Paul Farmer, Special Adviser to the UN Secretary-General on Community-Based Medicine and Lessons from Haiti, Co-founder, Partners In Health, and Chair, Harvard University Medical School Department of Global Health and Social Medicine, moderated a dialogue on “Partnerships in support of strengthening health systems: Building resilience to Pandemics.” Farmer said that economic growth doesn’t automatically build a health care system: “you build a health care system by building a health care system,” such as by creating resources to train and retain workers. He also highlighted the impending epidemic of blindness following the Ebola epidemic, and other consequences of disease, such as orphaning and stigma.

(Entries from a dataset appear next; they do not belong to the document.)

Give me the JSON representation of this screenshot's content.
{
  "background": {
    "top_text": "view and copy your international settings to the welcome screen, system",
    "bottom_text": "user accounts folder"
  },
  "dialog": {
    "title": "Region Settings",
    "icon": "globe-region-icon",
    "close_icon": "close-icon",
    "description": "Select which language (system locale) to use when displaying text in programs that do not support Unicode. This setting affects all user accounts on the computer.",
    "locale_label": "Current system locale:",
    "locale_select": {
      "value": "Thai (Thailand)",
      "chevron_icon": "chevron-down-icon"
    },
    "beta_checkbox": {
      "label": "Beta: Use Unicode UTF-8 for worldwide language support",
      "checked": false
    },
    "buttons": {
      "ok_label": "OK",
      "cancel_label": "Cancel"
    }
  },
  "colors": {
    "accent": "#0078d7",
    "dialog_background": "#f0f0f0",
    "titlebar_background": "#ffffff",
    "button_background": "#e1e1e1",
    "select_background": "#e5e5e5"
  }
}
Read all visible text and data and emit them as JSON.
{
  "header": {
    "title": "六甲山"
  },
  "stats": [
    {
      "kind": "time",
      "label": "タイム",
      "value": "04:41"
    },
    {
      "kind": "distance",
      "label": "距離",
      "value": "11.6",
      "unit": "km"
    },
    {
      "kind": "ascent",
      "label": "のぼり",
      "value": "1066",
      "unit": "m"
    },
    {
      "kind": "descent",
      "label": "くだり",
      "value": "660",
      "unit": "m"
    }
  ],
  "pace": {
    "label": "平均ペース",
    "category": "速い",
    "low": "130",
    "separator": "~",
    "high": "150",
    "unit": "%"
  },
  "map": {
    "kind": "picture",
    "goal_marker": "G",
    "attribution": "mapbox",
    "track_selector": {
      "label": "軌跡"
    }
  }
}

Anthony Fauci, Director, US National Institute of Allergy and Infectious Diseases, said stopping the spread of Ebola entails identifying, isolating, and contact-tracing, all of which require capacity. In a country with a system to conduct such activities, a major outbreak will not occur, he said. After “getting to zero,” staying at zero is only going to happen if the investments remain even when the situation is no longer front page news, he added. Matshidiso Rebecca Moeti, Regional Director for Africa, WHO, speaking via video, also stressed the need to sustain interest and commitment beyond “getting to zero,” to improve the health care systems for the future. Gary Cohen, Becton, Dickinson and Co., said Ebola had shown our vulnerability when we have a lack of investment in health systems and response is delayed. He noted human rights, security, and economics reasons to invest in health systems, and said the costs of overcoming an outbreak are higher than the costs to prevent it: “there are very few circumstances where being reactive ends up better than being proactive.” Jeffrey Wright, actor and founder of the Ebola Survival Fund, highlighted survivors’ needs. Rifat Atun, Harvard University, called for a new mode of investment to build health systems.

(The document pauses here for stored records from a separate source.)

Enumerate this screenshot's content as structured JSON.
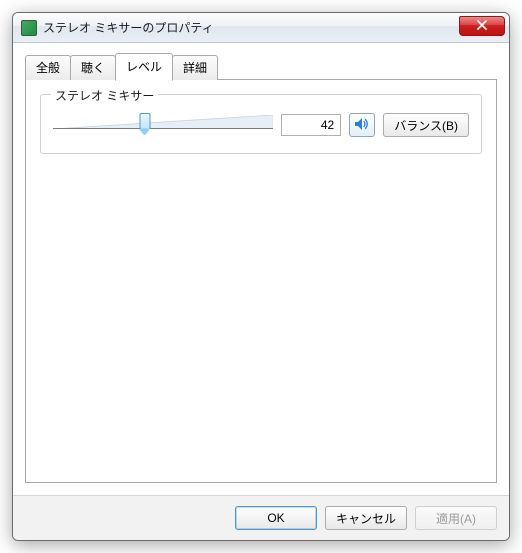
{
  "window": {
    "title": "ステレオ ミキサーのプロパティ"
  },
  "tabs": [
    {
      "label": "全般",
      "active": false
    },
    {
      "label": "聴く",
      "active": false
    },
    {
      "label": "レベル",
      "active": true
    },
    {
      "label": "詳細",
      "active": false
    }
  ],
  "level": {
    "group_label": "ステレオ ミキサー",
    "value": 42,
    "slider_min": 0,
    "slider_max": 100,
    "mute_icon": "speaker-icon",
    "balance_label": "バランス(B)"
  },
  "footer": {
    "ok": "OK",
    "cancel": "キャンセル",
    "apply": "適用(A)",
    "apply_enabled": false
  }
}
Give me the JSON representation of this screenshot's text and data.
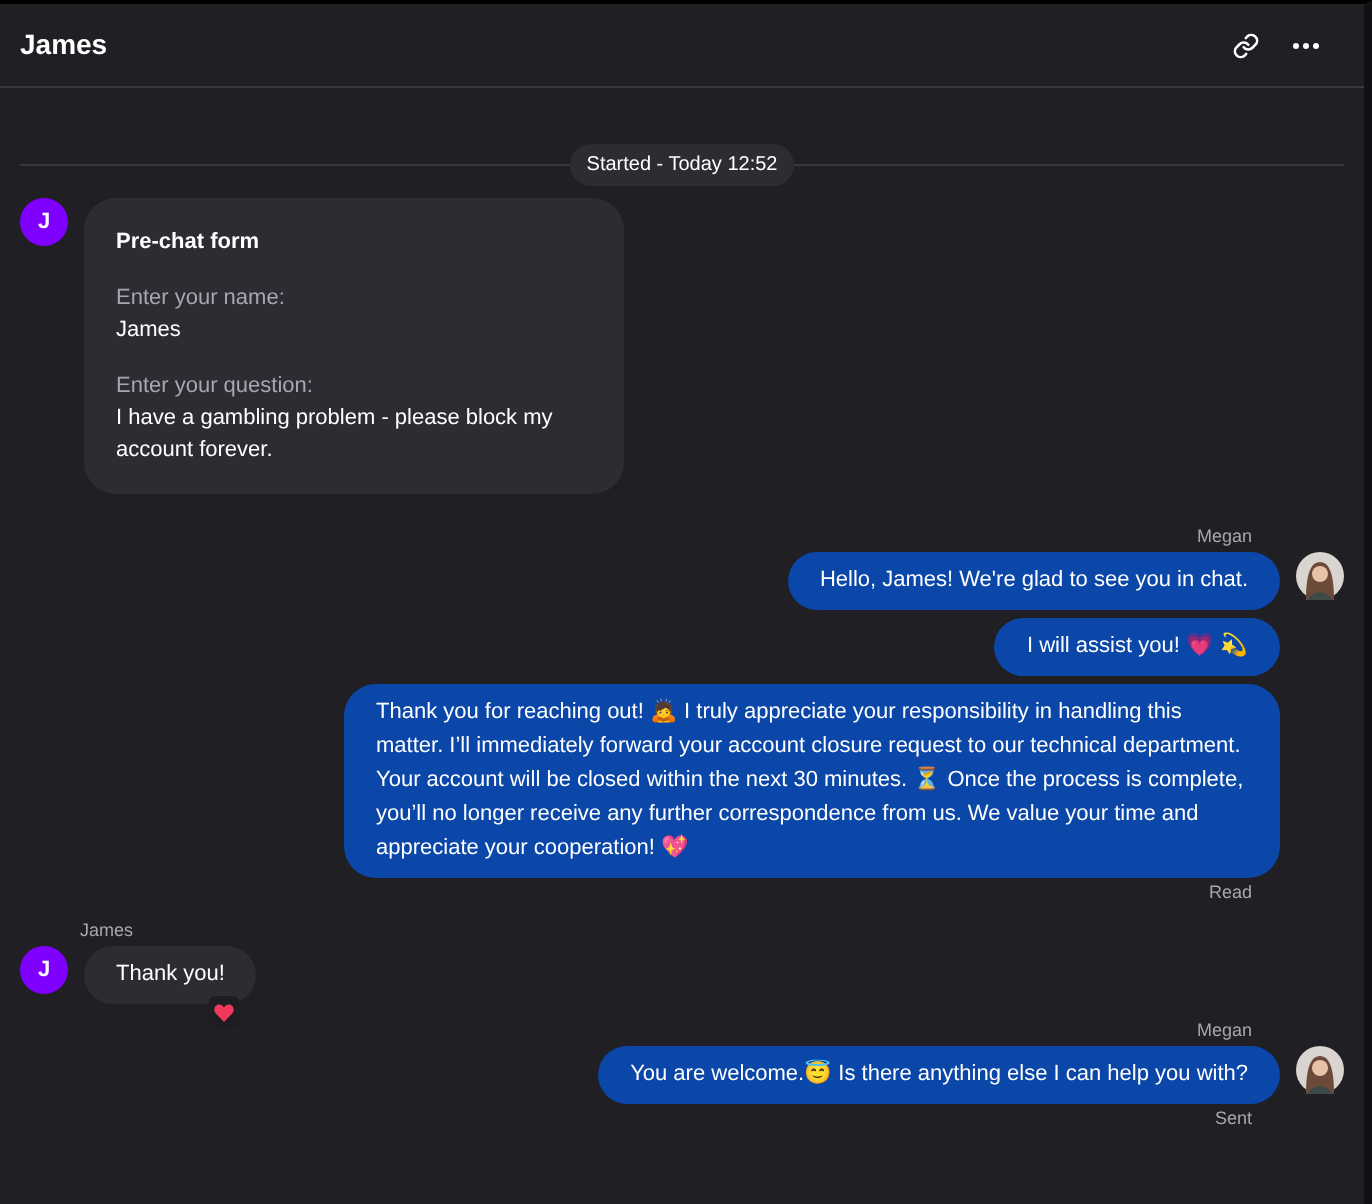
{
  "header": {
    "title": "James"
  },
  "divider": {
    "label": "Started - Today 12:52"
  },
  "messages": [
    {
      "kind": "form",
      "avatar": "J",
      "title": "Pre-chat form",
      "fields": [
        {
          "label": "Enter your name:",
          "value": "James"
        },
        {
          "label": "Enter your question:",
          "value": "I have a gambling problem - please block my account forever."
        }
      ]
    },
    {
      "kind": "agent",
      "author": "Megan",
      "text": "Hello, James! We're glad to see you in chat."
    },
    {
      "kind": "agent",
      "text": "I will assist you! 💗 💫"
    },
    {
      "kind": "agent",
      "text": "Thank you for reaching out! 🙇 I truly appreciate your responsibility in handling this matter. I’ll immediately forward your account closure request to our technical department. Your account will be closed within the next 30 minutes. ⏳ Once the process is complete, you’ll no longer receive any further correspondence from us. We value your time and appreciate your cooperation! 💖",
      "status": "Read"
    },
    {
      "kind": "visitor",
      "author": "James",
      "avatar": "J",
      "text": "Thank you!",
      "reacted": true
    },
    {
      "kind": "agent",
      "author": "Megan",
      "text": "You are welcome.😇 Is there anything else I can help you with?",
      "status": "Sent"
    }
  ]
}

A second dialogue on “Partnerships for the Post-2015 Era: Reality Check” was moderated by Brenda Killen, Organisation for Economic Co-operation and Development (OECD), and featured presentations by Carolyn Miles, President and CEO, Save the Children, Rolf-Dieter Heuer, Director-General, CERN, G.S. Krishnan, Novozymes, India, Guilherme de Aguiar Patriota, Permanent Mission of Brazil, and Mercy Ahun, GAVI.
The 2015 Partnerships Forum also included the launch of the Global Network on Promoting Digital Technologies for Sustainable Urbanization. [Forum Programme] [Forum Webpage] [Opening Remarks of ECOSOC President] [Remarks of Deputy Secretary-General] [Webcast of Clinton Keynote Address] [ECOSOC Press Release] [IISD RS Story on ECOSOC Special Event on Partnerships, February 2015] [UN Press Release on High-level Panel]